▶ [Material to process]
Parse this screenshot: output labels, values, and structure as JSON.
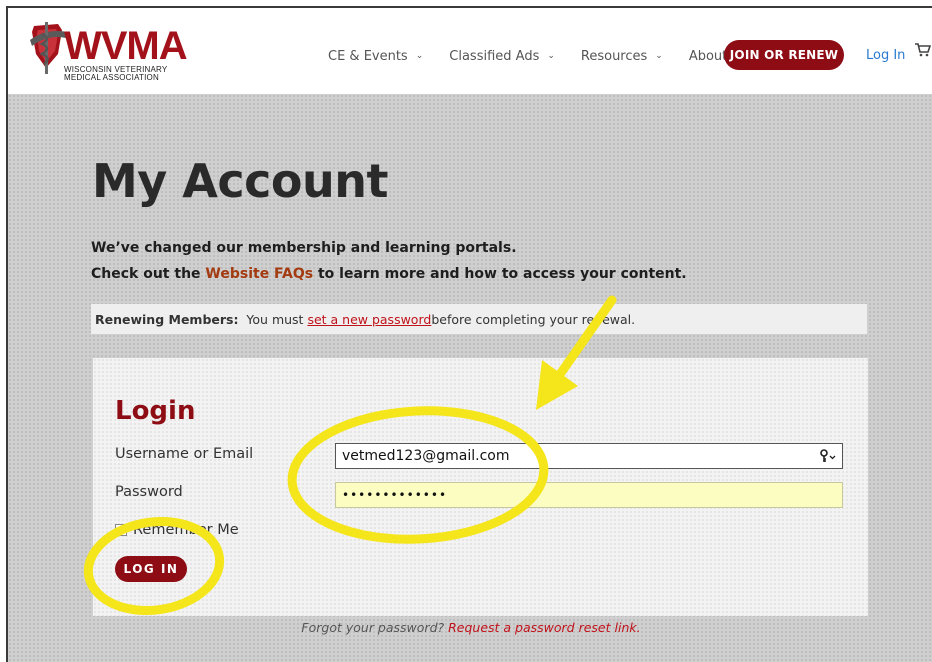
{
  "brand": {
    "logo_text": "WVMA",
    "logo_sub_line1": "WISCONSIN VETERINARY",
    "logo_sub_line2": "MEDICAL ASSOCIATION",
    "primary_color": "#8e0d15",
    "link_color": "#2a7bd1"
  },
  "nav": {
    "items": [
      {
        "label": "CE & Events"
      },
      {
        "label": "Classified Ads"
      },
      {
        "label": "Resources"
      },
      {
        "label": "About Us"
      }
    ],
    "join_label": "JOIN OR RENEW",
    "login_label": "Log In",
    "cart_icon": "cart-icon"
  },
  "page": {
    "title": "My Account",
    "intro_line1": "We’ve changed our membership and learning portals.",
    "intro_line2_prefix": "Check out the ",
    "intro_line2_link": "Website FAQs",
    "intro_line2_suffix": " to learn more and how to access your content."
  },
  "notice": {
    "label": "Renewing Members:",
    "text_before": "  You must ",
    "link": "set a new password",
    "text_after": " before completing your renewal."
  },
  "login": {
    "heading": "Login",
    "username_label": "Username or Email",
    "username_value": "vetmed123@gmail.com",
    "password_label": "Password",
    "password_value": "•••••••••••••",
    "remember_label": "Remember Me",
    "remember_checked": false,
    "submit_label": "LOG IN"
  },
  "forgot": {
    "text": "Forgot your password? ",
    "link": "Request a password reset link."
  },
  "annotation": {
    "highlight_color": "#f5e51b"
  }
}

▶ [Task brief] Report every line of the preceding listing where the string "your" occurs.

▶ [Answer box]
    "intro_line2_suffix": " to learn more and how to access your content."
    "text_after": " before completing your renewal."
    "text": "Forgot your password? ",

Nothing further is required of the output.